• _Activity_:
Work out how many lines below contain the word "label", then give that number alone.
---+---
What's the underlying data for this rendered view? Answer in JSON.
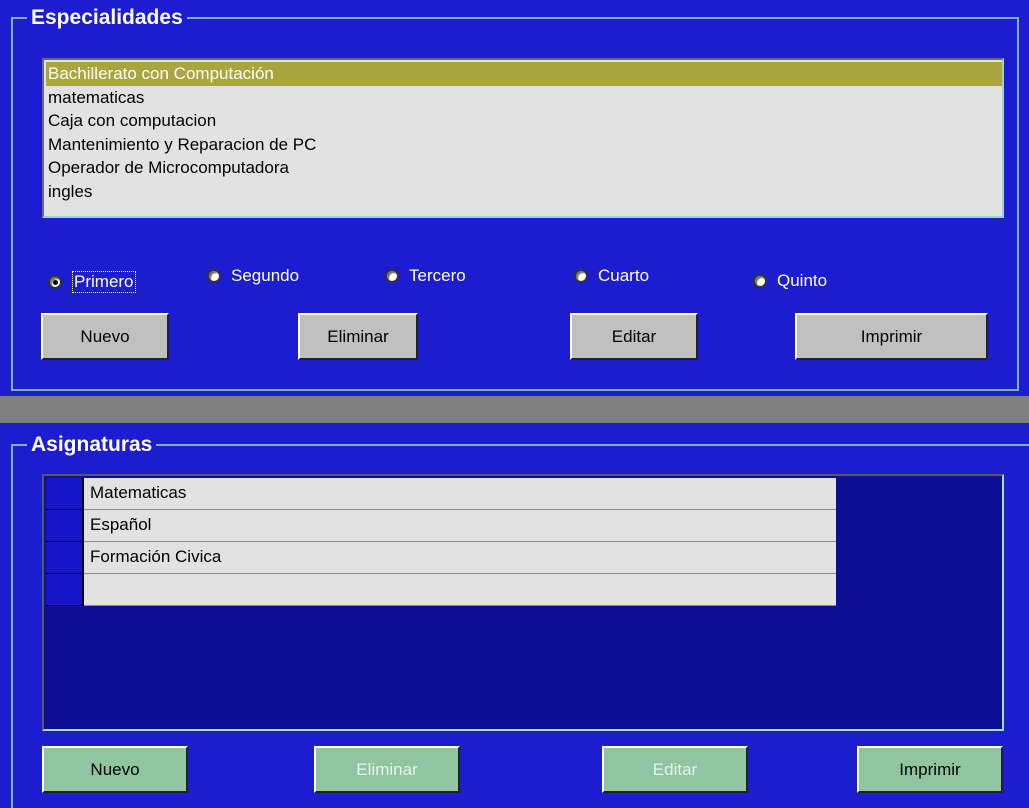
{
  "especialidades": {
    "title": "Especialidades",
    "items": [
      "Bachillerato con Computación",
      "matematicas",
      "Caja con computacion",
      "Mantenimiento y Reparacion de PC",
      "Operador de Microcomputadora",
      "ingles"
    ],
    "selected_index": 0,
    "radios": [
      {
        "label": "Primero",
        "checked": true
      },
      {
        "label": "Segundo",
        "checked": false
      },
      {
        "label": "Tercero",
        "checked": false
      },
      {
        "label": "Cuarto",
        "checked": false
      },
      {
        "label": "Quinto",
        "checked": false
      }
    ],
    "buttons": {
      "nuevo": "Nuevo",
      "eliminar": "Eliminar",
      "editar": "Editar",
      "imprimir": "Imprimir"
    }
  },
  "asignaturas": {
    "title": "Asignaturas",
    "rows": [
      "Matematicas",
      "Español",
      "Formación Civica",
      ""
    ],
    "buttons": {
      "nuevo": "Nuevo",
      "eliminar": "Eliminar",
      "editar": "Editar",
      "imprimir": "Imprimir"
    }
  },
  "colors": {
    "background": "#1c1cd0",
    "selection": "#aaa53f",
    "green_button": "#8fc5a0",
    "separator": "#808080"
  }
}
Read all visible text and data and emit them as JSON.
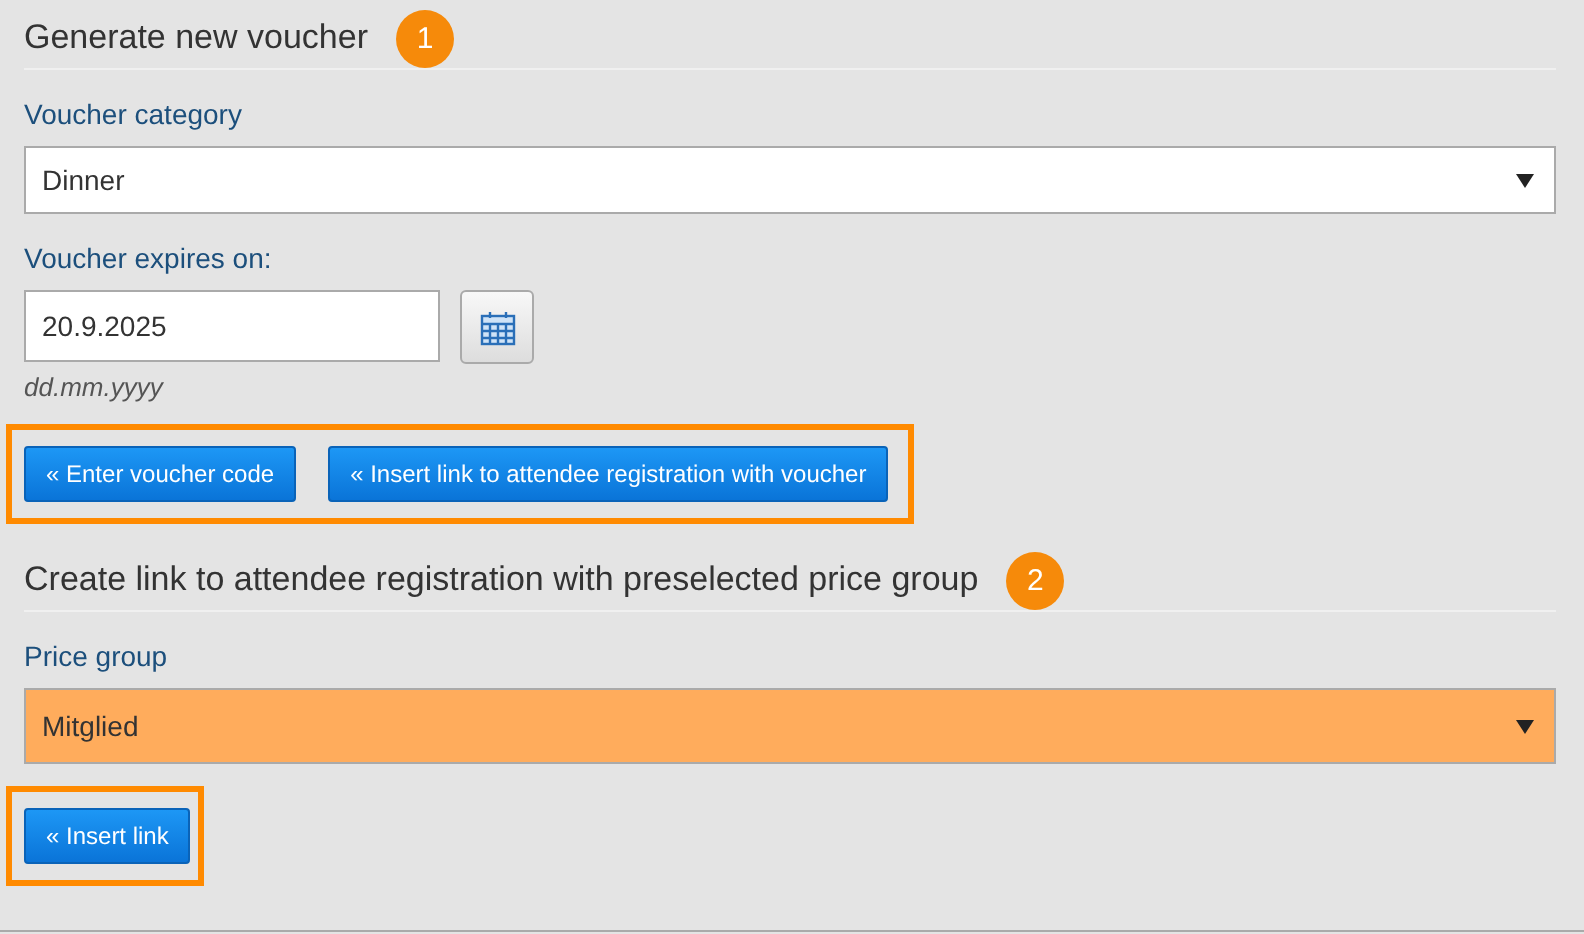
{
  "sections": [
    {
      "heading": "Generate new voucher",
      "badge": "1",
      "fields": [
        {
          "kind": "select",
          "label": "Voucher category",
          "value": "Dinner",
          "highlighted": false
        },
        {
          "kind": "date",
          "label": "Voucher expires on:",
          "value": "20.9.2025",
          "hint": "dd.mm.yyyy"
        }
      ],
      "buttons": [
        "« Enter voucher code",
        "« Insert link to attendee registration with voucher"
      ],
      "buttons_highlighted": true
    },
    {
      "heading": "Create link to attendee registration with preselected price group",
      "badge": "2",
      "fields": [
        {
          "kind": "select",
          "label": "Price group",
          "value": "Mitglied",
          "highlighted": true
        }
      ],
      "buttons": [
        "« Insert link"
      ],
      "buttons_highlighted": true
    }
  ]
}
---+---
• _Reply_:
8